The Far Middle episode 146 highlights two contrasting transformations—the first positioned the NFL to become the league it is today, while the other transformation finds New York City on the precipice of ruin.

This installment’s sports dedication goes to visionary NFL Commissioner Pete Rozelle. Earning the job at age 33, Nick looks back on Rozelle’s role in transforming the NFL into the immensely popular financial success it is today.

Rozelle’s leadership on revenue sharing and new television contracts not only increased the league’s revenue and exposure but also made football America’s number one sport. Rozelle shaped the NFL into a cultural and economic powerhouse. “Rozelle is someone who transcended sport and represents what America has to offer, no matter what your profession or cultural interests,” says Nick.

That powerhouse’s headquarters, New York City, connects to this episode’s focus, which is the myriad challenges facing the Big Apple largely due to years of leftist policies from the city’s leadership.

Nick recounts a trip last month to New York and delves into the city’s decline over the past few years, exacerbated by pandemic policies. While only in town for a couple of days, “I made it a point to talk to as many residents and businesspeople and workers and business owners as possible,” says Nick, proceeding to summarize the concerns and frustrations of those he spoke with along with personal observations.
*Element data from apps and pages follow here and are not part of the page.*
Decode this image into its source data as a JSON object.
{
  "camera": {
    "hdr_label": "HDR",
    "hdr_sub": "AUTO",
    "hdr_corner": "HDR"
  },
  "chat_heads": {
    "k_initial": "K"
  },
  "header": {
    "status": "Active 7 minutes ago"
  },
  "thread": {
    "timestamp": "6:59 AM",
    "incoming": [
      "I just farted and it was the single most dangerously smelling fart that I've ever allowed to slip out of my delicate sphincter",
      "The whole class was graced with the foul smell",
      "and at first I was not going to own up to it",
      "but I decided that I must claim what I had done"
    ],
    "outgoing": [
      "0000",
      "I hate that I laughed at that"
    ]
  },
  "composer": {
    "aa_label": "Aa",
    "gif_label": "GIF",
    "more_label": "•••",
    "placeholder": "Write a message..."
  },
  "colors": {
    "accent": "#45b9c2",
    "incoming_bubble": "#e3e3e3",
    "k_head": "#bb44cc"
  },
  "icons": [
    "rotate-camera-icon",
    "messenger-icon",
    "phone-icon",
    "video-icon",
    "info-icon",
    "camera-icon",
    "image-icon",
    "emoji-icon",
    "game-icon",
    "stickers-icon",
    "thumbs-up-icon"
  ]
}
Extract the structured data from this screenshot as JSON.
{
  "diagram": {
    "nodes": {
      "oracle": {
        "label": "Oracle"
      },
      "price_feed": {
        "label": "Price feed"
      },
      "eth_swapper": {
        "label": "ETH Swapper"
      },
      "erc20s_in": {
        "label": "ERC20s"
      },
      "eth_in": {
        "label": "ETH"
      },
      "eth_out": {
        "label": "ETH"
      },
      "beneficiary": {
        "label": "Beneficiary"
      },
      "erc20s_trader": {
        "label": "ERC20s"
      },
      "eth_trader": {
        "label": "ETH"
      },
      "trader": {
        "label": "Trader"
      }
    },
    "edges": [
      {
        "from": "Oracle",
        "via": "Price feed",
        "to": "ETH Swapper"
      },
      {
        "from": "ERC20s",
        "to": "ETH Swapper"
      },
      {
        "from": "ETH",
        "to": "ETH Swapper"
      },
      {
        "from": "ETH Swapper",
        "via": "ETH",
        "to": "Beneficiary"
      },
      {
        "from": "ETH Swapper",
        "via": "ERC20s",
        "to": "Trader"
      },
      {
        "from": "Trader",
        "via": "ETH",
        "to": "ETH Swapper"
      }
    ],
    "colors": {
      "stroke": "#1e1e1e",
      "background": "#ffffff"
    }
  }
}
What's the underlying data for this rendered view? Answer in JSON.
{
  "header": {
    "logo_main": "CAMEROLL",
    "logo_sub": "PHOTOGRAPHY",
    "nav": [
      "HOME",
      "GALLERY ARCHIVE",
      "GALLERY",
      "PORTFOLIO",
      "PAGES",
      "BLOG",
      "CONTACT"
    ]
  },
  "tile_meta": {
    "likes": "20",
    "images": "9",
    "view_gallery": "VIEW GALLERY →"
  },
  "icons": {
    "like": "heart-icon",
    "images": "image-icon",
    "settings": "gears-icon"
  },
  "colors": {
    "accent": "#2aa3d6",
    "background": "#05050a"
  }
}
Nick first addresses crime, describing the city’s vibe as tense and on edge, followed by a discussion on the controversial leadership of Mayor Eric Adams as he’s “suffering from a host of issues.” Those issues span affordable housing to corruption allegations, but most notably a migrant crisis.

That crisis made disturbing national news just before Nick’s visit, after a recent assault by migrants on New York Police officers in Times Square and Manhattan District Attorney Alvin Bragg’s ensuing response. “D.A. Bragg made a mockery of the entire justice system,” says Nick.

Nick also examines once again the city’s transportation mess, from the deteriorating condition of the subway to the implementation of the regressive tax that is congestion pricing.

Concluding his observations on the headwinds facing New York City, Nick shares troubling insights evidenced from a lunch at a friend’s Little Italy restaurant. And visible from that lunch was the mysterious and windowless Long Lines Building in Tribeca, which serves as an intriguing close for Far Middle episode 146.